[Element data from apps and pages]
────────
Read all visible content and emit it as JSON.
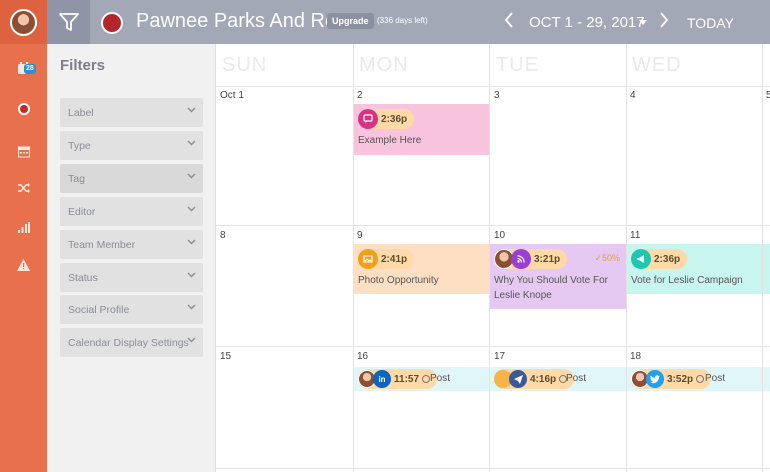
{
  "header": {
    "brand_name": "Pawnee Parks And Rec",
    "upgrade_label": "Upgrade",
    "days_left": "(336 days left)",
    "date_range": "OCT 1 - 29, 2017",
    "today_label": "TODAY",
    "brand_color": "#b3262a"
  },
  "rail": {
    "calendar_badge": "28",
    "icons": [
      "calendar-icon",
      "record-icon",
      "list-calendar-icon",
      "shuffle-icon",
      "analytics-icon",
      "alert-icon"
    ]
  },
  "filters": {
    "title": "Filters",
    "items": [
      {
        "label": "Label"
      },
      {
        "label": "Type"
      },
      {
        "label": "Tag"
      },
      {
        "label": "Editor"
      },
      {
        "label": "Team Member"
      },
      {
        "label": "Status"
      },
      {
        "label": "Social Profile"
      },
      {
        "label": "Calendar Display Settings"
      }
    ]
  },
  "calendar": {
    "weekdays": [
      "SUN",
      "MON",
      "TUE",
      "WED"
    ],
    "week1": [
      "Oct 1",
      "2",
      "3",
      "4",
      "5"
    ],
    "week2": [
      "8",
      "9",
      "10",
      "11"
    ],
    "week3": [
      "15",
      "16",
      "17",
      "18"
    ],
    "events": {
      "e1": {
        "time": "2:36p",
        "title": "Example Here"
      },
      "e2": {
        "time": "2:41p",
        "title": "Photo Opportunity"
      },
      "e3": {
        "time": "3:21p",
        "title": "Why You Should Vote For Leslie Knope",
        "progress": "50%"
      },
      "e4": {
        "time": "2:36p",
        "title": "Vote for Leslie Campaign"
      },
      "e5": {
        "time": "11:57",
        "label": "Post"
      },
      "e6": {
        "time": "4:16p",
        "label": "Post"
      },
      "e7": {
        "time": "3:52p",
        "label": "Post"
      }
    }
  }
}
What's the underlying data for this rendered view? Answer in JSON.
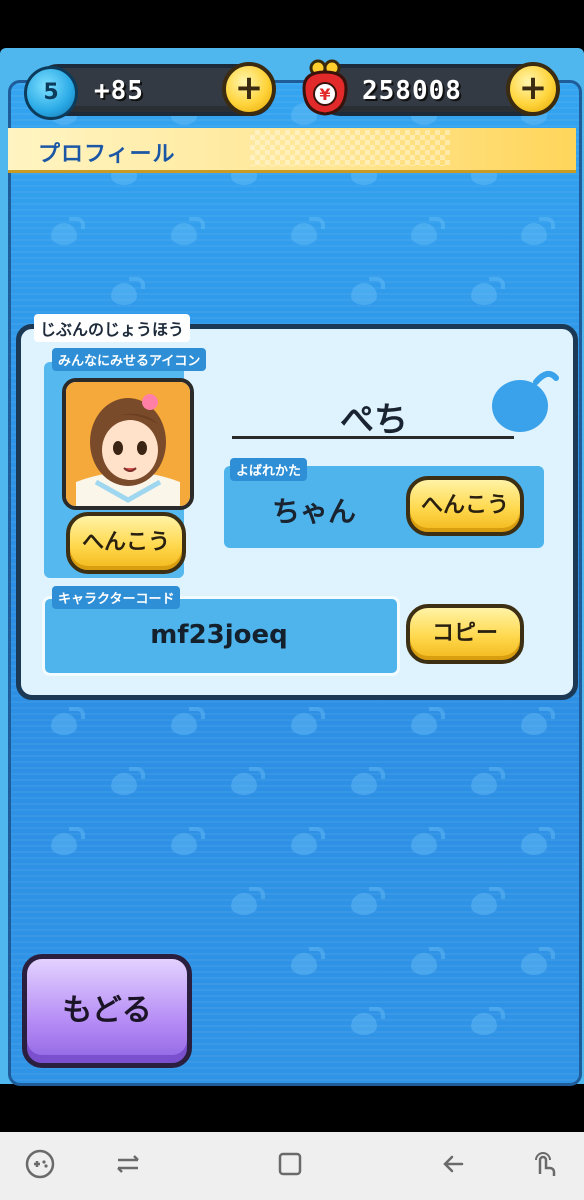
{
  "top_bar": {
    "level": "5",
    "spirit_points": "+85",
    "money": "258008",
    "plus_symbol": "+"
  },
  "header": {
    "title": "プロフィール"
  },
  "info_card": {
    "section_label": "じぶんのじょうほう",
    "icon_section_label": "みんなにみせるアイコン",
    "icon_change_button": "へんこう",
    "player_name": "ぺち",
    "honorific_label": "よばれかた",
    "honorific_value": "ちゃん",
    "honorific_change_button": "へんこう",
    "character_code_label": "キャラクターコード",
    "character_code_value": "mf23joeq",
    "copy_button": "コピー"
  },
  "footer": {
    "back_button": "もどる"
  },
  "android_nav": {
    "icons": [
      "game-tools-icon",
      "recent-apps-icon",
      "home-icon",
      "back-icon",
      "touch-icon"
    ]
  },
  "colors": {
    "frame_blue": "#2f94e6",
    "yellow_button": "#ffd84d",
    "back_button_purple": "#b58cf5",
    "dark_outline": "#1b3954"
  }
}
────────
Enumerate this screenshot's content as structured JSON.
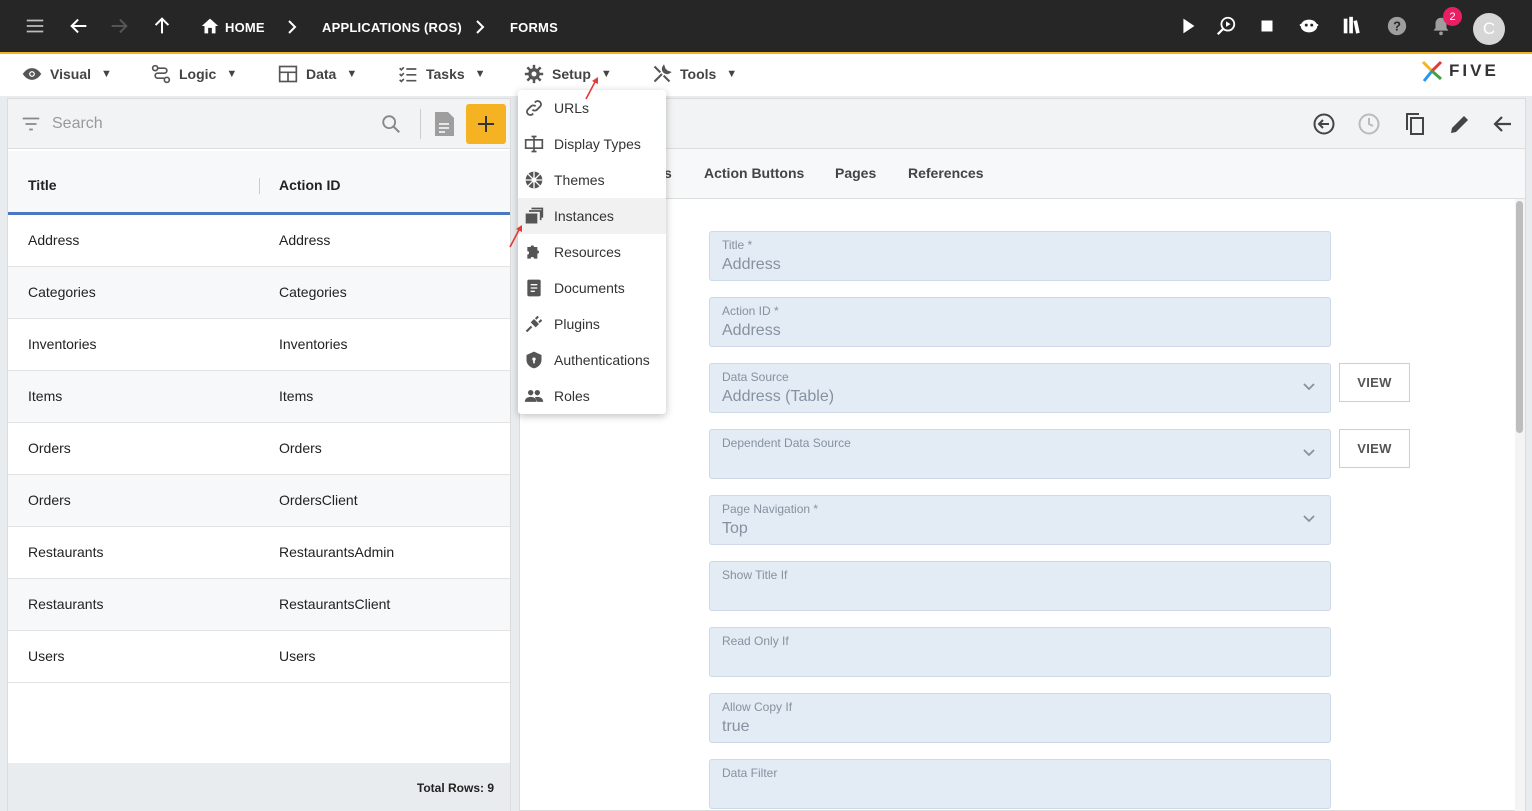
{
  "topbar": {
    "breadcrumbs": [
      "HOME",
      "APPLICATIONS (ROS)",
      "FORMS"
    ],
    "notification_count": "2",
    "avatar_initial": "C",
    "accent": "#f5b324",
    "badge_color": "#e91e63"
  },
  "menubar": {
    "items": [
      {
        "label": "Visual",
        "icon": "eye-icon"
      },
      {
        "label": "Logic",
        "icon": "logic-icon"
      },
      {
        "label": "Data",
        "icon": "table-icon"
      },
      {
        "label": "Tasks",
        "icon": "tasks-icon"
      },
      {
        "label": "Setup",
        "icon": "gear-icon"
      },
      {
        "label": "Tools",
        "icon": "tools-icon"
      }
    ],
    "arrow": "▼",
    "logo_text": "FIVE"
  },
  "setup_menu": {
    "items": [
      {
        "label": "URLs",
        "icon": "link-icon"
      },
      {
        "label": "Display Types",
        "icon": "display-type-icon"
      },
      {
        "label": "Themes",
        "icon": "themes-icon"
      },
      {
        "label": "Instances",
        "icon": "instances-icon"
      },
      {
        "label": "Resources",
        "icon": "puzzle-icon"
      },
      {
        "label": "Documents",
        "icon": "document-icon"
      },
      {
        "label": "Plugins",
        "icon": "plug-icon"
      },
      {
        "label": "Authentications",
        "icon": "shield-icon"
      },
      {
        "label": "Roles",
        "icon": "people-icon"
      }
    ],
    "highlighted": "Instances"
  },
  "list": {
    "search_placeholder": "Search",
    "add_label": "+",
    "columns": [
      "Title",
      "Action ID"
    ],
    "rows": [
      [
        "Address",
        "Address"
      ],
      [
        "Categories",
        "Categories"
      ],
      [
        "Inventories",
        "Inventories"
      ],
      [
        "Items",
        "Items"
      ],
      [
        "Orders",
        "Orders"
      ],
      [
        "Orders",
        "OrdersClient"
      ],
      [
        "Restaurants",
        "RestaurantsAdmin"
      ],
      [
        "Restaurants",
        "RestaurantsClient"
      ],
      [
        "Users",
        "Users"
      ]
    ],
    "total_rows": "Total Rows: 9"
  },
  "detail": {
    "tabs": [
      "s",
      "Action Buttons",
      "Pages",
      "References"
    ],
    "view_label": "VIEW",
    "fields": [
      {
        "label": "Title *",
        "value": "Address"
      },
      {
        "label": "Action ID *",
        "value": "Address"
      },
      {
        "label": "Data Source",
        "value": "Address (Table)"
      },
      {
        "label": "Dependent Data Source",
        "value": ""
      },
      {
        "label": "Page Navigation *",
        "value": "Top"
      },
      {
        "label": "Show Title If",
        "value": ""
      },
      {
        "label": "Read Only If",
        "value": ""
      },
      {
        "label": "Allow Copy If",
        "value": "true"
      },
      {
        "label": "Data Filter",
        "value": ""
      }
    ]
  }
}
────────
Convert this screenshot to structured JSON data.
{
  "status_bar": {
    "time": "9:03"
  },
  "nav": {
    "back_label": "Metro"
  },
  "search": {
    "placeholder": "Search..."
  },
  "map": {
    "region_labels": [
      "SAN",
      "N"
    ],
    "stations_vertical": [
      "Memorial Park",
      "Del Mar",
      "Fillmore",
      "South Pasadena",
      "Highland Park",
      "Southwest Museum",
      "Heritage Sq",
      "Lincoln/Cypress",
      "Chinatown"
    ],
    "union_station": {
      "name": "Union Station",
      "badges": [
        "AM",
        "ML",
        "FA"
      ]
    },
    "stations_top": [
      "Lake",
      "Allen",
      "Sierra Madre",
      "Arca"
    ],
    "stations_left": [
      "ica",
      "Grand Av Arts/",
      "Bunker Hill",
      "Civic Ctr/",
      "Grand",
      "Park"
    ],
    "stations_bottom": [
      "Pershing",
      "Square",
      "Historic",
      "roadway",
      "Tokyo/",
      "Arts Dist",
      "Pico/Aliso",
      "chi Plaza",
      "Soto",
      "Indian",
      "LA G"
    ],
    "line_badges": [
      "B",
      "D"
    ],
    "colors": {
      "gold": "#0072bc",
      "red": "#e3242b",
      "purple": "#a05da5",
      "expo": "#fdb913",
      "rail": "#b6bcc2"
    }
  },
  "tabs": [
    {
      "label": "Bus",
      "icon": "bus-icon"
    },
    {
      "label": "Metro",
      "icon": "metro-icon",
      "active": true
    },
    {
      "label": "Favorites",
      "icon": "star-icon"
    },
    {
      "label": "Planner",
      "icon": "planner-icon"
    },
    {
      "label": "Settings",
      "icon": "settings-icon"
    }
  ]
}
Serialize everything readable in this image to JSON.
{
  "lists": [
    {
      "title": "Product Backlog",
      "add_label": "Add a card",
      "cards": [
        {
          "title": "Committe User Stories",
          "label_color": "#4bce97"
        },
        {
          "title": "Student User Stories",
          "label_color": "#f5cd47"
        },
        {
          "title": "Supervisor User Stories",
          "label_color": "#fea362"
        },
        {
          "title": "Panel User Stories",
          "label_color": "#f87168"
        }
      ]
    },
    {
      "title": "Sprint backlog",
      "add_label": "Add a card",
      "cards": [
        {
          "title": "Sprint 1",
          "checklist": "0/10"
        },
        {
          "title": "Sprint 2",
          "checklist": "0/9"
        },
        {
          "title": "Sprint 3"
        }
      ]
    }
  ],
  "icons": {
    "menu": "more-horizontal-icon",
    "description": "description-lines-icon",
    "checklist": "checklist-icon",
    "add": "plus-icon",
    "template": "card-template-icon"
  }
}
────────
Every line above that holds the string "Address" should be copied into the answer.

        "Address",
        "Address"
        "value": "Address"
        "value": "Address"
        "value": "Address (Table)"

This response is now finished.